2022-223 UNITY 25 UNDER 25 AWARDEE
What are the top three issues of concern in Navajo/Dine communities?
The first is food insecurity, lack of resources (water, housing, jobs), and illegal fracking which creates an unstable ecosystem. I would suggest that we begin soil rejuvenation across the nation and encourage for farmers to begin planting to provide food for communities and eliminate the fast food chains which benefit rich corporations and leave our people hurt. Second, I would suggest that we update the infrastructure of the Navajo Nation by giving rural areas more accessible water. And, we need to invest in the strategic development of educational institutions to provide quality education to our native children and community. Lastly, stop fracking, and give back the land and water rights to the people of the nation to build a strong nation that can thrive using modern technology but implementing a life of Dine (Navajo) philosophy.
Solution-based programming: Where to Begin
To begin with, I’d focus on educational institutions because children take priority in my mind. I would begin with curriculum building and I’d start with a small community school with a team of all educators where we reflect on how we can make the curriculum more life and skill-based rather than assimilating our own children to think in a white man’s way. After, we’d begin project planning on how we want the school environment to be with the development of intentional space placement. I see myself being the project manager who delegates and keeps everyone on track with the direction of where we want to lead our students. Furthermore, I would want to expand this mission to the rest of the Navajo Nation to make education accessible for all and a quality one at that.
Promoting Hózhó Wellness:
The project would give more students the opportunity to attend a school that cares about the wellness and development of the child’s character to survive as a human in the world. This would give students the confidence to dream about the future in education and they will be part of a revolution of indigenous resiliency. The community would be enriched, and less likely to suffer from generational trauma in a negative way where they cannot heal. It would be one step of healing the community inward and outward.
Hózhó is the complex wellness philosophy and belief system of the Diné (Navajo) people, comprised of principles that guide one’s thoughts, actions, behaviors, and speech.

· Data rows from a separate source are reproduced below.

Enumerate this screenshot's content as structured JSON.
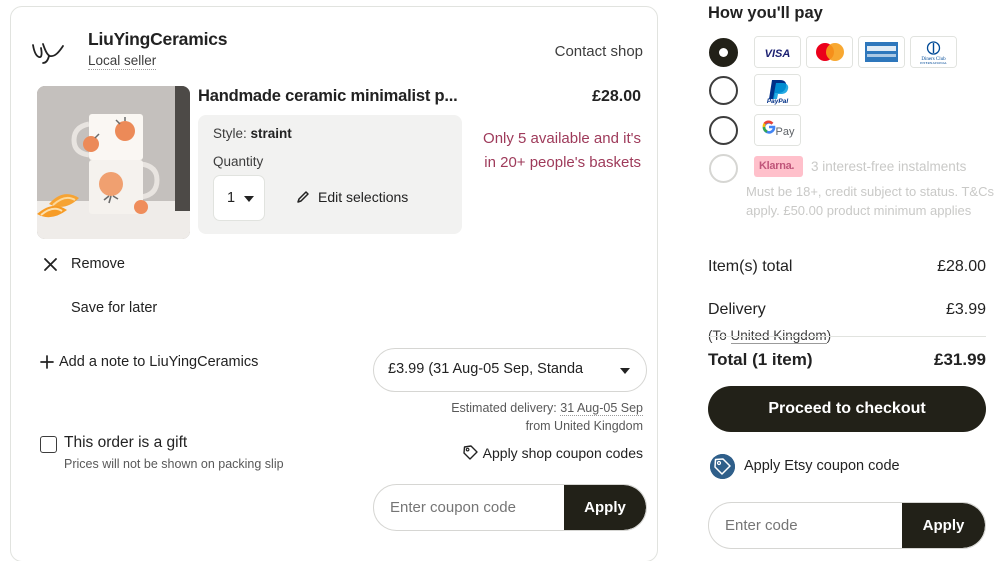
{
  "cart": {
    "shop": {
      "logo_icon": "handwritten-monogram-ly",
      "name": "LiuYingCeramics",
      "badge": "Local seller",
      "contact_label": "Contact shop"
    },
    "item": {
      "image_alt": "two-stacked-white-ceramic-mugs-with-orange-motif",
      "title": "Handmade ceramic minimalist p...",
      "price": "£28.00",
      "style_prefix": "Style:",
      "style_value": "straint",
      "quantity_label": "Quantity",
      "quantity_value": "1",
      "edit_selections_label": "Edit selections",
      "stock_warning": "Only 5 available and it's in 20+ people's baskets",
      "stock_warning_color": "#9e3a5a",
      "remove_label": "Remove",
      "save_for_later_label": "Save for later"
    },
    "add_note_label": "Add a note to LiuYingCeramics",
    "shipping": {
      "selected_option": "£3.99 (31 Aug-05 Sep, Standa",
      "estimated_prefix": "Estimated delivery:",
      "estimated_dates": "31 Aug-05 Sep",
      "estimated_from": "from United Kingdom"
    },
    "gift": {
      "checkbox_label": "This order is a gift",
      "sub_label": "Prices will not be shown on packing slip",
      "checked": false
    },
    "shop_coupon_label": "Apply shop coupon codes",
    "coupon": {
      "placeholder": "Enter coupon code",
      "value": "",
      "apply_label": "Apply"
    }
  },
  "summary": {
    "pay_title": "How you'll pay",
    "methods": [
      {
        "id": "credit-card",
        "selected": true,
        "disabled": false,
        "cards": [
          "visa",
          "mastercard",
          "american-express",
          "diners-club"
        ]
      },
      {
        "id": "paypal",
        "selected": false,
        "disabled": false,
        "chip": "PayPal"
      },
      {
        "id": "google-pay",
        "selected": false,
        "disabled": false,
        "chip": "G Pay"
      },
      {
        "id": "klarna",
        "selected": false,
        "disabled": true,
        "chip": "Klarna.",
        "text": "3 interest-free instalments",
        "note": "Must be 18+, credit subject to status. T&Cs apply. £50.00 product minimum applies"
      }
    ],
    "totals": {
      "items_label": "Item(s) total",
      "items_value": "£28.00",
      "delivery_label": "Delivery",
      "delivery_value": "£3.99",
      "delivery_sub_prefix": "(To ",
      "delivery_country": "United Kingdom",
      "delivery_sub_suffix": ")",
      "total_label": "Total (1 item)",
      "total_value": "£31.99"
    },
    "checkout_label": "Proceed to checkout",
    "etsy_coupon_label": "Apply Etsy coupon code",
    "code": {
      "placeholder": "Enter code",
      "value": "",
      "apply_label": "Apply"
    }
  }
}
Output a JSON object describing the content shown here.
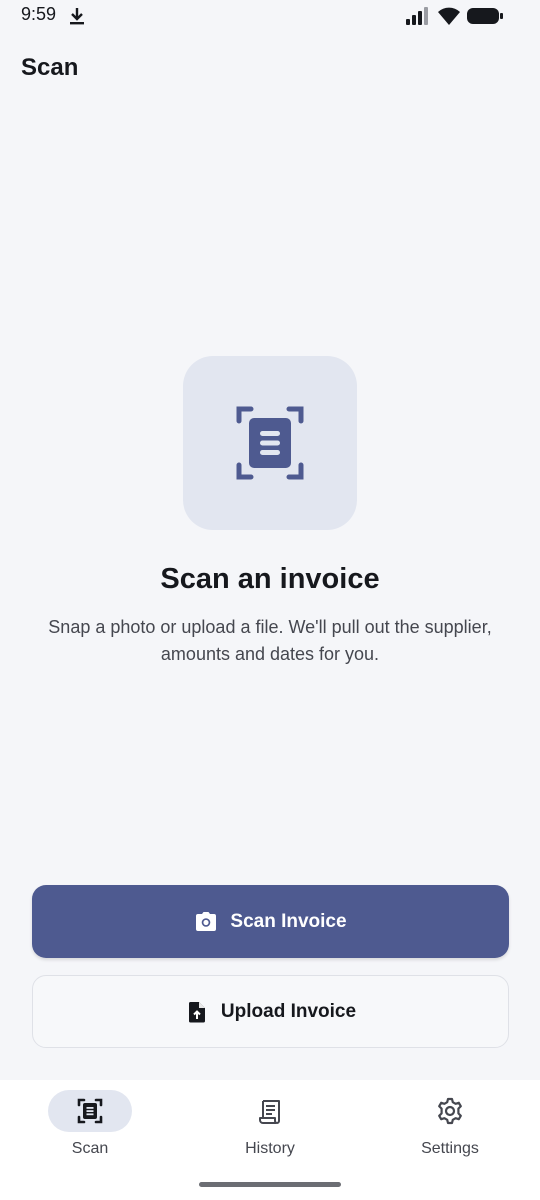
{
  "status_bar": {
    "time": "9:59"
  },
  "header": {
    "title": "Scan"
  },
  "hero": {
    "heading": "Scan an invoice",
    "subtext": "Snap a photo or upload a file. We'll pull out the supplier, amounts and dates for you."
  },
  "actions": {
    "scan_label": "Scan Invoice",
    "upload_label": "Upload Invoice"
  },
  "nav": {
    "items": [
      {
        "label": "Scan",
        "icon": "scan-icon",
        "active": true
      },
      {
        "label": "History",
        "icon": "receipt-icon",
        "active": false
      },
      {
        "label": "Settings",
        "icon": "gear-icon",
        "active": false
      }
    ]
  },
  "colors": {
    "primary": "#4e5a90",
    "background": "#f5f6f9",
    "tile": "#e2e6f0"
  }
}
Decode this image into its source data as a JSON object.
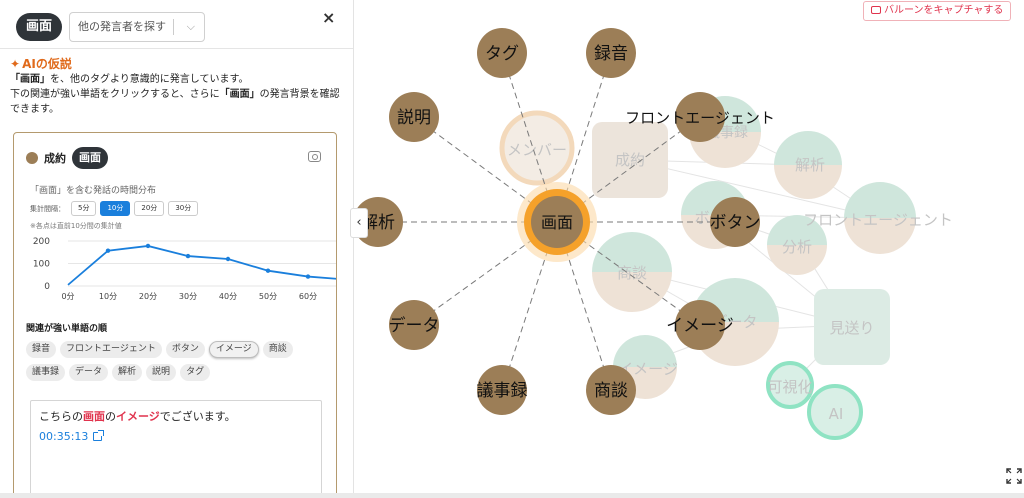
{
  "header": {
    "speaker_chip": "画面",
    "search_placeholder": "他の発言者を探す",
    "close": "×"
  },
  "ai": {
    "title": "AIの仮説",
    "line1_bold": "「画面」",
    "line1_rest": "を、他のタグより意識的に発言しています。",
    "line2_pre": "下の関連が強い単語をクリックすると、さらに",
    "line2_bold": "「画面」",
    "line2_post": "の発言背景を確認できます。"
  },
  "card": {
    "label": "成約",
    "chip": "画面",
    "chart_title": "「画面」を含む発話の時間分布",
    "interval_label": "集計間隔：",
    "intervals": [
      "5分",
      "10分",
      "20分",
      "30分"
    ],
    "active_interval": "10分",
    "note": "※各点は直前10分間の集計値",
    "related_title": "関連が強い単語の順",
    "tags": [
      "録音",
      "フロントエージェント",
      "ボタン",
      "イメージ",
      "商談",
      "議事録",
      "データ",
      "解析",
      "説明",
      "タグ"
    ],
    "selected_tag": "イメージ",
    "quote": {
      "pre": "こちらの",
      "hl1": "画面",
      "mid": "の",
      "hl2": "イメージ",
      "post": "でございます。",
      "time": "00:35:13"
    }
  },
  "chart_data": {
    "type": "line",
    "x": [
      "0分",
      "10分",
      "20分",
      "30分",
      "40分",
      "50分",
      "60分"
    ],
    "values": [
      5,
      157,
      178,
      133,
      120,
      68,
      42,
      28
    ],
    "yticks": [
      "0",
      "100",
      "200"
    ],
    "ylim": [
      0,
      200
    ],
    "color": "#1a7fdc"
  },
  "graph": {
    "capture_label": "バルーンをキャプチャする",
    "center": "画面",
    "spokes": [
      "タグ",
      "録音",
      "説明",
      "フロントエージェント",
      "解析",
      "ボタン",
      "データ",
      "イメージ",
      "議事録",
      "商談"
    ],
    "background_words": [
      "メンバー",
      "成約",
      "議事録",
      "解析",
      "フロントエージェント",
      "分析",
      "ボタン",
      "商談",
      "データ",
      "見送り",
      "イメージ",
      "可視化",
      "AI"
    ],
    "colors": {
      "spoke": "#9c7e57",
      "center_ring": "#f5a12a",
      "bubble_teal": "#cfe6dc",
      "bubble_beige": "#eee2d6",
      "ring_teal": "#8fe3c3"
    }
  }
}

Ajah-Rain Yellowhair, Navajo, NM – Ajah intends to pursue a major in Political science and global affairs to become a policy development maker that assists in implementing humanitarian aid efforts. Her skills would be applied to help the people of the Navajo Nation regarding structure in governance and policies. She plans to pursue a future focus on educational studies to improve the educational institutions in the Navajo Nation. As a Navajo Preparatory alumni, she plans to attend the University of Portland, and connecting with the local WeRNative will allow me to work with native communities. Ajah’s life goal is to advance the current and next indigenous youth to brighter futures through holistic healing through service.
The UNITY 25 Under 25 award is a national youth leadership recognition program that honors Native American and Alaskan Native youth leaders who exemplify UNITY’s core mission and exude living a balanced life, developing their spiritual, mental, physical, and social well-being. The biennial program, launched in 2014, recognizes and celebrates the achievements of 25 outstanding Native youth leaders under 25 in Indian country. “Our Native youth have a passion for building and bettering their communities. UNITY’s 25 Under 25 program recognizes their achievements and encourages these young people to stay involved and further develop their leadership skills,” said Mary Kim Titla, UNITY executive director.